Page and application data records:
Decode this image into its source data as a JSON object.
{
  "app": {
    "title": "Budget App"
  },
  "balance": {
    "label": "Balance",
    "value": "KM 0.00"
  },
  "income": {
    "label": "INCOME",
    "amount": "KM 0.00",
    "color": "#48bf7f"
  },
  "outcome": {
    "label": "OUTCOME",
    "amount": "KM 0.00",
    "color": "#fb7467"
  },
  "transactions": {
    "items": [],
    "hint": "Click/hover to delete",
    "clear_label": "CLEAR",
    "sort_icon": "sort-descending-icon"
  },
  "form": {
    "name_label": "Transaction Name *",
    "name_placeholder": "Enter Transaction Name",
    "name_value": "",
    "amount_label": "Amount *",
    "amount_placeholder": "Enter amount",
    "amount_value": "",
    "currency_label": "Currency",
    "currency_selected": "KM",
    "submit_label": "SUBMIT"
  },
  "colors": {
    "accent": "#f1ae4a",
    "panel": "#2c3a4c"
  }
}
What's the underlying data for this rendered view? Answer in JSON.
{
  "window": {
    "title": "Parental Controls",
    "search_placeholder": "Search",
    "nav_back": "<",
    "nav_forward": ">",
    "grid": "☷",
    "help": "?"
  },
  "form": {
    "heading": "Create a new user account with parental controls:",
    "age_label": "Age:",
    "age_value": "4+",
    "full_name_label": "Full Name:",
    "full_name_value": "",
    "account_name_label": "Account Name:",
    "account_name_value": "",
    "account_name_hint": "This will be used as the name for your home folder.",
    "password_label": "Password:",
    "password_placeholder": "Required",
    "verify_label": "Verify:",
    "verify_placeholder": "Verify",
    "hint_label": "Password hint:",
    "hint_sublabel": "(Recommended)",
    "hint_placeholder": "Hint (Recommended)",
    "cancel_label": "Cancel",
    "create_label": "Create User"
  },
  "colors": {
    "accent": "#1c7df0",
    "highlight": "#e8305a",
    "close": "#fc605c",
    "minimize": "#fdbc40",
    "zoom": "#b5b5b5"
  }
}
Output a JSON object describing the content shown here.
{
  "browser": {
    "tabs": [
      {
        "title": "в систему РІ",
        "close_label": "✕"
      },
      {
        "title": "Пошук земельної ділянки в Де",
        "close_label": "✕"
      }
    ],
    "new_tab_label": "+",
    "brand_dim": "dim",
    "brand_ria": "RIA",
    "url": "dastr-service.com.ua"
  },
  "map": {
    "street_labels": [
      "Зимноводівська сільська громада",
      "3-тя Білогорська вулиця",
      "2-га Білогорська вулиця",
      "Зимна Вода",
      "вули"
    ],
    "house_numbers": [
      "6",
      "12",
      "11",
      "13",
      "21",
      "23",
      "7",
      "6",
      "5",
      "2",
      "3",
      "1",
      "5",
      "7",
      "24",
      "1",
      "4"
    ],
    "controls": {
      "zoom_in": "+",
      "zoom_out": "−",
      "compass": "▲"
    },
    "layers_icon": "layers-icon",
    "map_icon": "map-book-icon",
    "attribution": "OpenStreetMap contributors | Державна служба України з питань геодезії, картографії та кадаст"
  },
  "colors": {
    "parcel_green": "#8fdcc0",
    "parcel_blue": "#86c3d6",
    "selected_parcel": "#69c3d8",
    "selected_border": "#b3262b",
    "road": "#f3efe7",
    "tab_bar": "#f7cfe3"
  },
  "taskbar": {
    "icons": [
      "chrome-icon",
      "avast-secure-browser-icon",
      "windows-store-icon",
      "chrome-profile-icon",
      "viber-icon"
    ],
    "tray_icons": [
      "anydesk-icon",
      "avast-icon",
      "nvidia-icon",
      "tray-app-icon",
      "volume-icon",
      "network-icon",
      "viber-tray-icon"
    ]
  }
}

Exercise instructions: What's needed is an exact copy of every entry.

Expected output:
Decode this image into its source data as a JSON object.
{
  "app": {
    "title": "Budget App"
  },
  "balance": {
    "label": "Balance",
    "value": "KM 0.00"
  },
  "income": {
    "label": "INCOME",
    "amount": "KM 0.00",
    "color": "#48bf7f"
  },
  "outcome": {
    "label": "OUTCOME",
    "amount": "KM 0.00",
    "color": "#fb7467"
  },
  "transactions": {
    "items": [],
    "hint": "Click/hover to delete",
    "clear_label": "CLEAR",
    "sort_icon": "sort-descending-icon"
  },
  "form": {
    "name_label": "Transaction Name *",
    "name_placeholder": "Enter Transaction Name",
    "name_value": "",
    "amount_label": "Amount *",
    "amount_placeholder": "Enter amount",
    "amount_value": "",
    "currency_label": "Currency",
    "currency_selected": "KM",
    "submit_label": "SUBMIT"
  },
  "colors": {
    "accent": "#f1ae4a",
    "panel": "#2c3a4c"
  }
}
What's the underlying data for this rendered view? Answer in JSON.
{
  "window": {
    "title": "Parental Controls",
    "search_placeholder": "Search",
    "nav_back": "<",
    "nav_forward": ">",
    "grid": "☷",
    "help": "?"
  },
  "form": {
    "heading": "Create a new user account with parental controls:",
    "age_label": "Age:",
    "age_value": "4+",
    "full_name_label": "Full Name:",
    "full_name_value": "",
    "account_name_label": "Account Name:",
    "account_name_value": "",
    "account_name_hint": "This will be used as the name for your home folder.",
    "password_label": "Password:",
    "password_placeholder": "Required",
    "verify_label": "Verify:",
    "verify_placeholder": "Verify",
    "hint_label": "Password hint:",
    "hint_sublabel": "(Recommended)",
    "hint_placeholder": "Hint (Recommended)",
    "cancel_label": "Cancel",
    "create_label": "Create User"
  },
  "colors": {
    "accent": "#1c7df0",
    "highlight": "#e8305a",
    "close": "#fc605c",
    "minimize": "#fdbc40",
    "zoom": "#b5b5b5"
  }
}
Output a JSON object describing the content shown here.
{
  "browser": {
    "tabs": [
      {
        "title": "в систему РІ",
        "close_label": "✕"
      },
      {
        "title": "Пошук земельної ділянки в Де",
        "close_label": "✕"
      }
    ],
    "new_tab_label": "+",
    "brand_dim": "dim",
    "brand_ria": "RIA",
    "url": "dastr-service.com.ua"
  },
  "map": {
    "street_labels": [
      "Зимноводівська сільська громада",
      "3-тя Білогорська вулиця",
      "2-га Білогорська вулиця",
      "Зимна Вода",
      "вули"
    ],
    "house_numbers": [
      "6",
      "12",
      "11",
      "13",
      "21",
      "23",
      "7",
      "6",
      "5",
      "2",
      "3",
      "1",
      "5",
      "7",
      "24",
      "1",
      "4"
    ],
    "controls": {
      "zoom_in": "+",
      "zoom_out": "−",
      "compass": "▲"
    },
    "layers_icon": "layers-icon",
    "map_icon": "map-book-icon",
    "attribution": "OpenStreetMap contributors | Державна служба України з питань геодезії, картографії та кадаст"
  },
  "colors": {
    "parcel_green": "#8fdcc0",
    "parcel_blue": "#86c3d6",
    "selected_parcel": "#69c3d8",
    "selected_border": "#b3262b",
    "road": "#f3efe7",
    "tab_bar": "#f7cfe3"
  },
  "taskbar": {
    "icons": [
      "chrome-icon",
      "avast-secure-browser-icon",
      "windows-store-icon",
      "chrome-profile-icon",
      "viber-icon"
    ],
    "tray_icons": [
      "anydesk-icon",
      "avast-icon",
      "nvidia-icon",
      "tray-app-icon",
      "volume-icon",
      "network-icon",
      "viber-tray-icon"
    ]
  }
}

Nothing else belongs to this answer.